▶ **INSTRUCTIONS TO FOLLOW**
Beginning at the line that contains "What's the underlying", write out each remaining line of the entries below exactly as it stands.

(INPUT DATA Opens)

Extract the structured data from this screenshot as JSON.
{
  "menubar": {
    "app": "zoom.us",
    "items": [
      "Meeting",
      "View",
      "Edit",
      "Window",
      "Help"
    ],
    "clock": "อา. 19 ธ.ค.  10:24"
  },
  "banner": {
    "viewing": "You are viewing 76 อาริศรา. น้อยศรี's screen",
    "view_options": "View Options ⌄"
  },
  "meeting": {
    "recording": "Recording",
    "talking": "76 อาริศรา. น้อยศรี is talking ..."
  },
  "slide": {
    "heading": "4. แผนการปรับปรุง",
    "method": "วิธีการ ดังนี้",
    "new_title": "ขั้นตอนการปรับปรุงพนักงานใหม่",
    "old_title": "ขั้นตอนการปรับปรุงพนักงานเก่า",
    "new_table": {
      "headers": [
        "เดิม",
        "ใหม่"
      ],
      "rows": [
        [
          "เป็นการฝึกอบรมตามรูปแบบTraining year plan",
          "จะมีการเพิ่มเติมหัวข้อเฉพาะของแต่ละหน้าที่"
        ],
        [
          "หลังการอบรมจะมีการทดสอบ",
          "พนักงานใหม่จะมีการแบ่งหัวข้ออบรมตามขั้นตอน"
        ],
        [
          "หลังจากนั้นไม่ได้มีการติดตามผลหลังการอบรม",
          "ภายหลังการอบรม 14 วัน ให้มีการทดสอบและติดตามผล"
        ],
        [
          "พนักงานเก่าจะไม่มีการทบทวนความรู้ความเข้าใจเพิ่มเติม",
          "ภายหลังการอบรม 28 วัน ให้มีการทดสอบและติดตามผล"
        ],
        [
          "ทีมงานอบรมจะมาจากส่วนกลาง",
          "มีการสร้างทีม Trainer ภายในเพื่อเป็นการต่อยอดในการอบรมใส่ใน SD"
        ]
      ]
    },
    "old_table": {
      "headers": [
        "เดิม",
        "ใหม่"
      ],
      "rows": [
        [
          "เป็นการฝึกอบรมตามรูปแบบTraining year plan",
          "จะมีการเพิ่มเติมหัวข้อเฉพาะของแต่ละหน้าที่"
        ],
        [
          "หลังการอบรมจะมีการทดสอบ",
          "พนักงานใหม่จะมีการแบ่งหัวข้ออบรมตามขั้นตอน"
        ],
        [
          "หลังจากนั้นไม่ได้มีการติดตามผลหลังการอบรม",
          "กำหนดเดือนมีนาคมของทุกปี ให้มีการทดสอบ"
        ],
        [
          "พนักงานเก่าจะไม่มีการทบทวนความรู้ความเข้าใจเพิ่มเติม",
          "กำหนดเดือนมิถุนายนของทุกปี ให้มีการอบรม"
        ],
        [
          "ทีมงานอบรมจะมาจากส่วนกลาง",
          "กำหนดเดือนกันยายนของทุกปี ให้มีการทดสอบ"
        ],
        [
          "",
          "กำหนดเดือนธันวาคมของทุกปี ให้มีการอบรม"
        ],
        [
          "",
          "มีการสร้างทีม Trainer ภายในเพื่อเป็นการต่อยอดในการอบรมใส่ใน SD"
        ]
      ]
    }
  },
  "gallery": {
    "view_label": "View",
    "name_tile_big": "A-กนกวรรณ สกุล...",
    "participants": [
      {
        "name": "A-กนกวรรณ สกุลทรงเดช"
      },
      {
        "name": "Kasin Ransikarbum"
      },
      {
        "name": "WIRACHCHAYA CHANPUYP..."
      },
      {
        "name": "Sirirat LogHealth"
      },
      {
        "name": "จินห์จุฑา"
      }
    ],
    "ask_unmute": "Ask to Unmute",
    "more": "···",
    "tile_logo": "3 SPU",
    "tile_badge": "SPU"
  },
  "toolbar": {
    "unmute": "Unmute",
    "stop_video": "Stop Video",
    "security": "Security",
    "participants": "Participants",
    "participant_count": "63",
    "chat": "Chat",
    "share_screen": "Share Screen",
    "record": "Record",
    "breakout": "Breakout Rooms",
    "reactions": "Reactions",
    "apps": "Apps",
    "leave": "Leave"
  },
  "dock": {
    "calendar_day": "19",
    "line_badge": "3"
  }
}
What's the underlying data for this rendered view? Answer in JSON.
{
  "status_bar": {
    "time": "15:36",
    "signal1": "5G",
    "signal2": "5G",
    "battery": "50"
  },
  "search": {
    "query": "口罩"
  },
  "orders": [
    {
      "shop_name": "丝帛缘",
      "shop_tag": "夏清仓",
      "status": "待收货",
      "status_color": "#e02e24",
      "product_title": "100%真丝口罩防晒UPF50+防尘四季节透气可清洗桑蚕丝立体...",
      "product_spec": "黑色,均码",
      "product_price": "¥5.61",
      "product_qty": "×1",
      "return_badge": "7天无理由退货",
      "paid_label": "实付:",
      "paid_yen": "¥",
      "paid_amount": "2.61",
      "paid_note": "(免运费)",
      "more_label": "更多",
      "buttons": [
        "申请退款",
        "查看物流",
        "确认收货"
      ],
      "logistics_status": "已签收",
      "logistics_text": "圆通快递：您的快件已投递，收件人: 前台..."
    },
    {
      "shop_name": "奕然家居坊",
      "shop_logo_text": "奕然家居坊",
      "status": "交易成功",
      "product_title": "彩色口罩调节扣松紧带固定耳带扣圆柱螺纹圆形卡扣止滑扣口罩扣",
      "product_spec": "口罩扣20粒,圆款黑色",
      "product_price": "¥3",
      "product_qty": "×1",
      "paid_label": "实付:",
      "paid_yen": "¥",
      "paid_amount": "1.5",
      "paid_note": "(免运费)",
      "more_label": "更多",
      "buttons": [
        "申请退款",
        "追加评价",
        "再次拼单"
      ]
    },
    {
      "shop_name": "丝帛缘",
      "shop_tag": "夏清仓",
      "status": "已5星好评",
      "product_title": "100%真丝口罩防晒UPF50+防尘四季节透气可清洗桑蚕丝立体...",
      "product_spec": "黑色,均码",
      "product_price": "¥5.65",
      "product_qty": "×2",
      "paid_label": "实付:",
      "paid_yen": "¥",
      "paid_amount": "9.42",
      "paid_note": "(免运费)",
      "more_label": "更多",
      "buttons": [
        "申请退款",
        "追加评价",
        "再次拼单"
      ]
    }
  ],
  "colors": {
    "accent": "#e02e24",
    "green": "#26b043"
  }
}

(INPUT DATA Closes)

▶ **SOLUTION FOR THIS EXERCISE**
What's the underlying data for this rendered view? Answer in JSON.
{
  "status_bar": {
    "time": "15:36",
    "signal1": "5G",
    "signal2": "5G",
    "battery": "50"
  },
  "search": {
    "query": "口罩"
  },
  "orders": [
    {
      "shop_name": "丝帛缘",
      "shop_tag": "夏清仓",
      "status": "待收货",
      "status_color": "#e02e24",
      "product_title": "100%真丝口罩防晒UPF50+防尘四季节透气可清洗桑蚕丝立体...",
      "product_spec": "黑色,均码",
      "product_price": "¥5.61",
      "product_qty": "×1",
      "return_badge": "7天无理由退货",
      "paid_label": "实付:",
      "paid_yen": "¥",
      "paid_amount": "2.61",
      "paid_note": "(免运费)",
      "more_label": "更多",
      "buttons": [
        "申请退款",
        "查看物流",
        "确认收货"
      ],
      "logistics_status": "已签收",
      "logistics_text": "圆通快递：您的快件已投递，收件人: 前台..."
    },
    {
      "shop_name": "奕然家居坊",
      "shop_logo_text": "奕然家居坊",
      "status": "交易成功",
      "product_title": "彩色口罩调节扣松紧带固定耳带扣圆柱螺纹圆形卡扣止滑扣口罩扣",
      "product_spec": "口罩扣20粒,圆款黑色",
      "product_price": "¥3",
      "product_qty": "×1",
      "paid_label": "实付:",
      "paid_yen": "¥",
      "paid_amount": "1.5",
      "paid_note": "(免运费)",
      "more_label": "更多",
      "buttons": [
        "申请退款",
        "追加评价",
        "再次拼单"
      ]
    },
    {
      "shop_name": "丝帛缘",
      "shop_tag": "夏清仓",
      "status": "已5星好评",
      "product_title": "100%真丝口罩防晒UPF50+防尘四季节透气可清洗桑蚕丝立体...",
      "product_spec": "黑色,均码",
      "product_price": "¥5.65",
      "product_qty": "×2",
      "paid_label": "实付:",
      "paid_yen": "¥",
      "paid_amount": "9.42",
      "paid_note": "(免运费)",
      "more_label": "更多",
      "buttons": [
        "申请退款",
        "追加评价",
        "再次拼单"
      ]
    }
  ],
  "colors": {
    "accent": "#e02e24",
    "green": "#26b043"
  }
}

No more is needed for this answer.